Posted on Friday, June 8th, 2012 by Jordan Hoffman
Draw a Venn diagram of film that has both mass appeal and is of interest to movie website editors and, dead center, you’ll have Prometheus.
Never in my sixty-eight years of writing professionally online have I banged out so much copy about one title. There is absolutely nothing left to scrutinize – that is, until, the general public sees it and starts floating their own interpretations. This gives us a window (here in the US, anyway) of about one day.
As such, I figured this week’s TBMYPHS should be about the one thing Prometheus-related that hasn’t been overly analyzed – its title. (Prometheus, Greek titan, tied to a rock, hit Wikipedia for more.)
So light yourself a plate of saganaki, it’s time to explore our Greek titular heritage.
‘New York Stories: “Oedipus Wrecks” (1986); Bertrand Tavernier, director.
Oedipus: King of Thebes, had a complicated relationship with his mother.
“Oedipus Wrecks” was the final third of the omnibus film New York Stories. It is a very funny movie about a nebbish who is completely dominated by his abrasive mother. He takes her to a magic show where she vanishes, then reappears hovering over Manhattan where she can see everything her son does and comment on it to the whole of the city.
It’s classic Woody Allen, and definitely worth checking out. Also included in New York Stories is Martin Scorsese’s masterpiece about the death throes of a one-way relationship, “Life Lessons.” (Not so hot is Francis Ford Coppola’s “Life Without Zoe.”)
Bonus Points: Woody Allen actually has three films with Hellenistic titles. In addition to “Oedipus Wrecks,” there is Mighty Aphrodite and Cassandra’s Dream.
Black Orpheus (1959); Marcel Camus, director.
Orpheus: Mythical musician who journeyed to the underworld to bring his wife back from the dead.
If you’ve ever tuned in to NPR (or shopped at an Anthropologie) I can guarantee you that you’ve heard some of Antonio Carlos Jobim and Luiz Bonta’s bossa nova soundtrack.
Black Orpheus is a cornerstone of mid-century international cinema, a French film taking Greek legend and putting it in the favelas of Brazil. While it perhaps paints an overly rosy portrait of life in Rio de Janero (I’m sure they aren’t singing and dancing ALL the time) the film has an infectious zest for the celebration of life. Watch this and then get all the references you missed in the Jesse Eisenberg bird movie Rio.

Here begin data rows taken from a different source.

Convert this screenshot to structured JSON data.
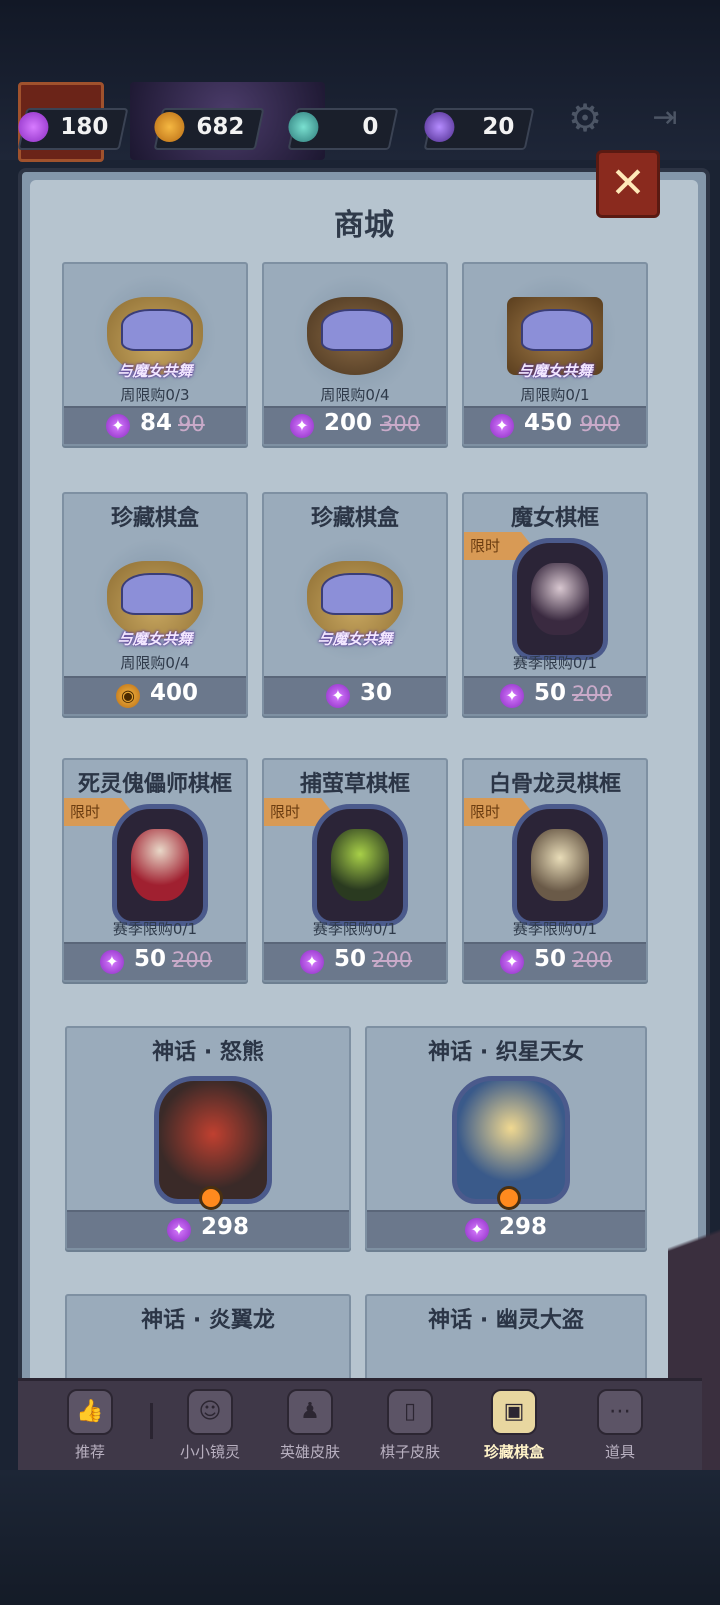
{
  "currencies": [
    {
      "icon": "candy-icon",
      "value": "180"
    },
    {
      "icon": "pumpkin-coin-icon",
      "value": "682"
    },
    {
      "icon": "potion-icon",
      "value": "0"
    },
    {
      "icon": "crystal-icon",
      "value": "20"
    }
  ],
  "shop": {
    "title": "商城",
    "bundles": [
      {
        "logo": "与魔女共舞",
        "limit": "周限购0/3",
        "price": "84",
        "old_price": "90"
      },
      {
        "logo": "与魔女共舞",
        "limit": "周限购0/4",
        "price": "200",
        "old_price": "300"
      },
      {
        "logo": "与魔女共舞",
        "limit": "周限购0/1",
        "price": "450",
        "old_price": "900"
      }
    ],
    "boxes": [
      {
        "name": "珍藏棋盒",
        "logo": "与魔女共舞",
        "limit": "周限购0/4",
        "price": "400",
        "currency": "pumpkin"
      },
      {
        "name": "珍藏棋盒",
        "logo": "与魔女共舞",
        "price": "30",
        "currency": "candy"
      },
      {
        "name": "魔女棋框",
        "tag": "限时",
        "limit": "赛季限购0/1",
        "price": "50",
        "old_price": "200"
      }
    ],
    "frames": [
      {
        "name": "死灵傀儡师棋框",
        "tag": "限时",
        "limit": "赛季限购0/1",
        "price": "50",
        "old_price": "200"
      },
      {
        "name": "捕萤草棋框",
        "tag": "限时",
        "limit": "赛季限购0/1",
        "price": "50",
        "old_price": "200"
      },
      {
        "name": "白骨龙灵棋框",
        "tag": "限时",
        "limit": "赛季限购0/1",
        "price": "50",
        "old_price": "200"
      }
    ],
    "heroes": [
      {
        "name": "神话 · 怒熊",
        "price": "298"
      },
      {
        "name": "神话 · 织星天女",
        "price": "298"
      },
      {
        "name": "神话 · 炎翼龙"
      },
      {
        "name": "神话 · 幽灵大盗"
      }
    ],
    "close_label": "✕"
  },
  "nav": [
    {
      "label": "推荐",
      "icon": "thumbs-up-icon",
      "glyph": "👍"
    },
    {
      "label": "小小镜灵",
      "icon": "mirror-spirit-icon",
      "glyph": "☺"
    },
    {
      "label": "英雄皮肤",
      "icon": "hero-skin-icon",
      "glyph": "♟"
    },
    {
      "label": "棋子皮肤",
      "icon": "chess-skin-icon",
      "glyph": "▯"
    },
    {
      "label": "珍藏棋盒",
      "icon": "treasure-box-icon",
      "glyph": "▣",
      "active": true
    },
    {
      "label": "道具",
      "icon": "items-icon",
      "glyph": "⋯"
    }
  ],
  "colors": {
    "accent_candy": "#c04ee8",
    "accent_pumpkin": "#e09a2a",
    "close": "#8a2a1e",
    "tag": "#d89a55"
  }
}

Extra points: Paul Desmond and Jim Hall’s recording of Black Orpheus’ main theme from 1963 may’ve been just as important as the pill for kicking off the sexual revolution. Try it on for size.
Chronos (1985); Ron Fricke, director.
Chronos: The primordial Greek deity meant to personify time.
Not to be confused with either the titan (and father of Zeus) Kronos or with Guillermo del Toro’s Cronos, Chronos is a non-narrative film from the director of Baraka and cinematographer of Koyaanisqatsi
Unfortunately it isn’t as good as either film, but since Fricke’s output is few and far between (though we await Samsara later this year) I still recommend you check out this gorgeous sound and light show which, as the title suggests, deals with photographing the passages of time.
Marathon Man (1976); John Schlesinger, director.
Marathon: Location in East Attica where the Athenians defeated the Persians. Pheidippedes ran the 26 miles and 385 yards to deliver the news of the victory back home before dropping dead. Instead of learning from his mistake, lunatics throughout the globe have been repeating this first “marathon man’s” activities ever since.
A classic 1970s paranoid thriller, this is the one where Laurence Olivier dentally tortures Dustin Hoffman.
A juicy suspenser with lots of twists and turns, it is one of the few good movies that has used the trope of the Nazi war criminal that has escaped justice as its villain. As such, there is an added, fatalistic aspect to Marathon Man that elevates it from standard action fare.
Note: this was the first movie to hit theaters to ever make extensive use of the SteadiCam system.
I love the clip I included here, because the angry Jewish road rager reminds me of my Great Uncle.